■ EXERCISE PROMPT
Each record that follows goes into your reply unchanged; the pictures do not.

(Records from a collection)
►
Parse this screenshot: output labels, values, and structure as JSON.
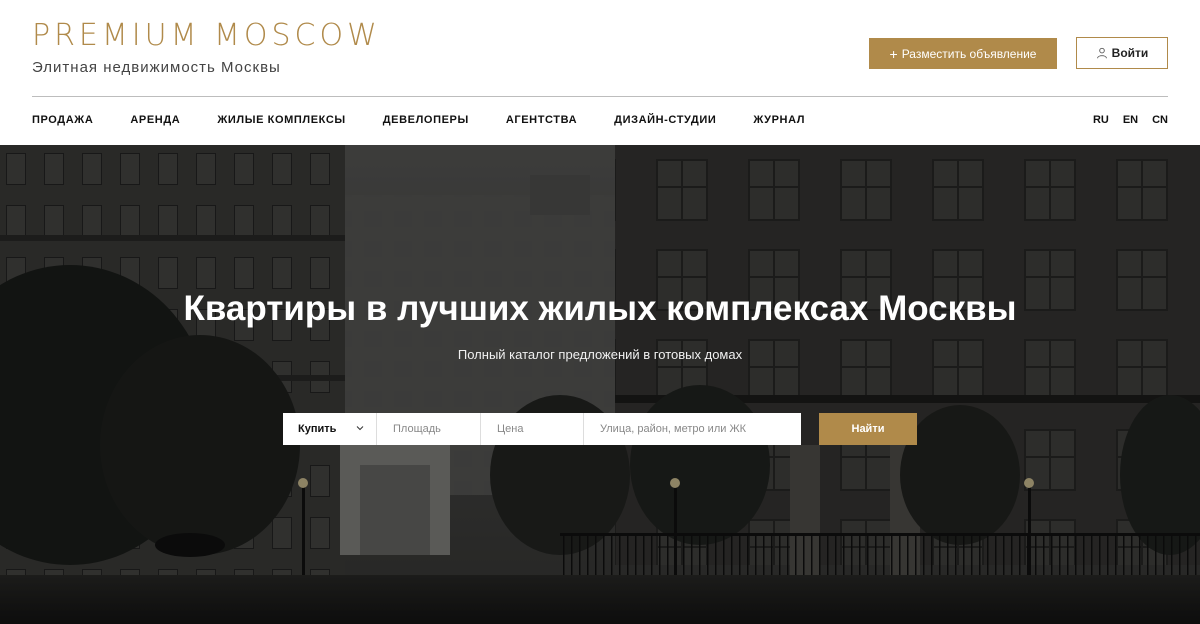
{
  "header": {
    "logo_title": "PREMIUM MOSCOW",
    "logo_subtitle": "Элитная недвижимость Москвы",
    "post_ad_label": "Разместить объявление",
    "login_label": "Войти"
  },
  "nav": {
    "items": [
      {
        "label": "ПРОДАЖА"
      },
      {
        "label": "АРЕНДА"
      },
      {
        "label": "ЖИЛЫЕ КОМПЛЕКСЫ"
      },
      {
        "label": "ДЕВЕЛОПЕРЫ"
      },
      {
        "label": "АГЕНТСТВА"
      },
      {
        "label": "ДИЗАЙН-СТУДИИ"
      },
      {
        "label": "ЖУРНАЛ"
      }
    ],
    "languages": [
      "RU",
      "EN",
      "CN"
    ]
  },
  "hero": {
    "title": "Квартиры в лучших жилых комплексах Москвы",
    "subtitle": "Полный каталог предложений в готовых домах"
  },
  "search": {
    "deal_type": "Купить",
    "area_placeholder": "Площадь",
    "price_placeholder": "Цена",
    "address_placeholder": "Улица, район, метро или ЖК",
    "submit_label": "Найти"
  },
  "colors": {
    "accent": "#b08a4a",
    "hero_dark": "#2e2e2e"
  },
  "icons": {
    "post_ad": "plus-icon",
    "login": "user-icon",
    "deal_select": "chevron-down-icon"
  }
}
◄
■ WRITTEN SOLUTION
Parse this screenshot: output labels, values, and structure as JSON.
{
  "header": {
    "logo_title": "PREMIUM MOSCOW",
    "logo_subtitle": "Элитная недвижимость Москвы",
    "post_ad_label": "Разместить объявление",
    "login_label": "Войти"
  },
  "nav": {
    "items": [
      {
        "label": "ПРОДАЖА"
      },
      {
        "label": "АРЕНДА"
      },
      {
        "label": "ЖИЛЫЕ КОМПЛЕКСЫ"
      },
      {
        "label": "ДЕВЕЛОПЕРЫ"
      },
      {
        "label": "АГЕНТСТВА"
      },
      {
        "label": "ДИЗАЙН-СТУДИИ"
      },
      {
        "label": "ЖУРНАЛ"
      }
    ],
    "languages": [
      "RU",
      "EN",
      "CN"
    ]
  },
  "hero": {
    "title": "Квартиры в лучших жилых комплексах Москвы",
    "subtitle": "Полный каталог предложений в готовых домах"
  },
  "search": {
    "deal_type": "Купить",
    "area_placeholder": "Площадь",
    "price_placeholder": "Цена",
    "address_placeholder": "Улица, район, метро или ЖК",
    "submit_label": "Найти"
  },
  "colors": {
    "accent": "#b08a4a",
    "hero_dark": "#2e2e2e"
  },
  "icons": {
    "post_ad": "plus-icon",
    "login": "user-icon",
    "deal_select": "chevron-down-icon"
  }
}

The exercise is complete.